by Moi Medina
Much has been written about how Los Angeles ranges, like the Santa Monica Mountains, socio-politically delineate the LA Basin and San Fernando Valley. In a broader scale this geographical delineation extends beyond the Los Angeles megalopolis north towards the San Joaquin Valley, and its southernmost agribusiness node, Bakersfield. These two seemingly disparate cities, one a cultural producer, the other a soft goods manufacturer, have for years been symbiotically intertwined. Be it by a producer-client relationship, in terms of food/cultural consumption, or shared water resources via the California Aqueduct. Ironically these two cities are bifurcated by the San Andreas Fault no less, a tectonic Prometheus/Golem that has scarred a series of mountains collectively known as the Traverse Ranges.
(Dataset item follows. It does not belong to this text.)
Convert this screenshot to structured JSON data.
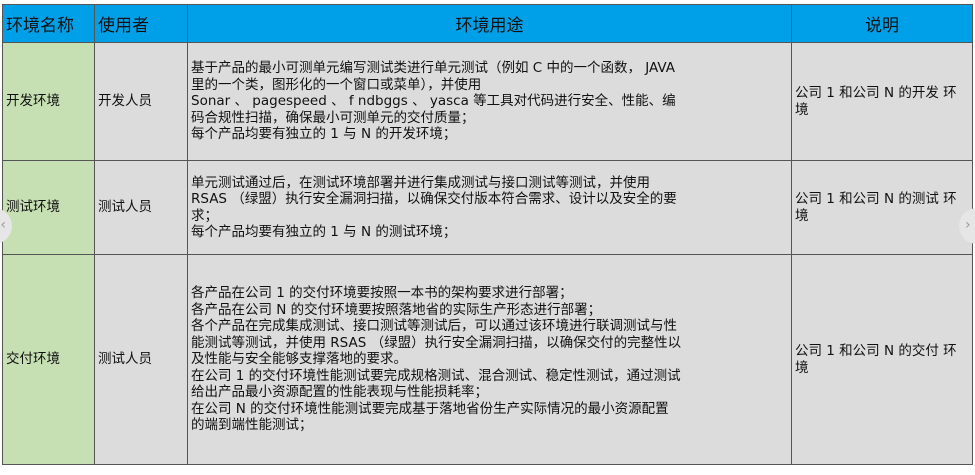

Early attempts at providing a navigable road through this country struggled but eventually resulted in the construction of the Ridge Route; a road that at the time connected the small ranch communities north of Los Angeles, to Fort Tejon and later Bakersfield.
Time and technology however has found the route abandoned as Interstate 5 relegated the Ridge Route to a historical fetish, a reverberation of a romanticized past that truly existed only as much as it was imagined. On what remains of the Ridge Route the initiated can hear echoes manifesting themselves in the visual, sonic, and transcendent senses. The faint hum of the Interstate 5 sirens one up Serpentine Road only to be met by man’s hubris, Swede’s Cut.33The largest cut on the Old Ridge Route, Swede’s Cut is a 110 ft. excavation into a hillside creating a narrow rockfall-prone notch, completed in 1915. Cycling through I try not to forget that in its final years roads such as this embraced John Steinbeck’s Tom Joad and countless other real or imagined travelers searching for something that their point of departure did not afford.
In Los Angeles a truism for cycling is that given enough time and distance one will chance upon a golf course and an affluent home. Ride even longer and farther, however, and one will stumble upon history.